Make an exact copy of the records below, leaving every image out.

→ **App and web page records**:

--------------------

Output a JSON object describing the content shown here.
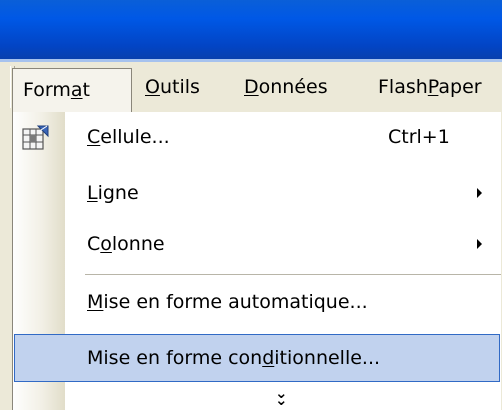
{
  "menubar": {
    "items": [
      {
        "label": "Format",
        "mnemonic_index": 4
      },
      {
        "label": "Outils",
        "mnemonic_index": 0
      },
      {
        "label": "Données",
        "mnemonic_index": 0
      },
      {
        "label": "FlashPaper",
        "mnemonic_index": 5
      }
    ]
  },
  "dropdown": {
    "items": [
      {
        "label": "Cellule...",
        "mnemonic_index": 0,
        "shortcut": "Ctrl+1",
        "icon": "format-cells-icon"
      },
      {
        "label": "Ligne",
        "mnemonic_index": 0,
        "submenu": true
      },
      {
        "label": "Colonne",
        "mnemonic_index": 1,
        "submenu": true
      },
      {
        "label": "Mise en forme automatique...",
        "mnemonic_index": 0
      },
      {
        "label": "Mise en forme conditionnelle...",
        "mnemonic_index": 17,
        "highlighted": true
      }
    ],
    "expand_icon": "chevron-double-down-icon"
  },
  "colors": {
    "titlebar": "#0058e6",
    "menubar_bg": "#ece9d8",
    "highlight_bg": "#c1d2ee",
    "highlight_border": "#316ac5"
  }
}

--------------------

→ **OUTPUT OF THE TASK**:
Output a JSON object describing the content shown here.
{
  "menubar": {
    "items": [
      {
        "label": "Format",
        "mnemonic_index": 4
      },
      {
        "label": "Outils",
        "mnemonic_index": 0
      },
      {
        "label": "Données",
        "mnemonic_index": 0
      },
      {
        "label": "FlashPaper",
        "mnemonic_index": 5
      }
    ]
  },
  "dropdown": {
    "items": [
      {
        "label": "Cellule...",
        "mnemonic_index": 0,
        "shortcut": "Ctrl+1",
        "icon": "format-cells-icon"
      },
      {
        "label": "Ligne",
        "mnemonic_index": 0,
        "submenu": true
      },
      {
        "label": "Colonne",
        "mnemonic_index": 1,
        "submenu": true
      },
      {
        "label": "Mise en forme automatique...",
        "mnemonic_index": 0
      },
      {
        "label": "Mise en forme conditionnelle...",
        "mnemonic_index": 17,
        "highlighted": true
      }
    ],
    "expand_icon": "chevron-double-down-icon"
  },
  "colors": {
    "titlebar": "#0058e6",
    "menubar_bg": "#ece9d8",
    "highlight_bg": "#c1d2ee",
    "highlight_border": "#316ac5"
  }
}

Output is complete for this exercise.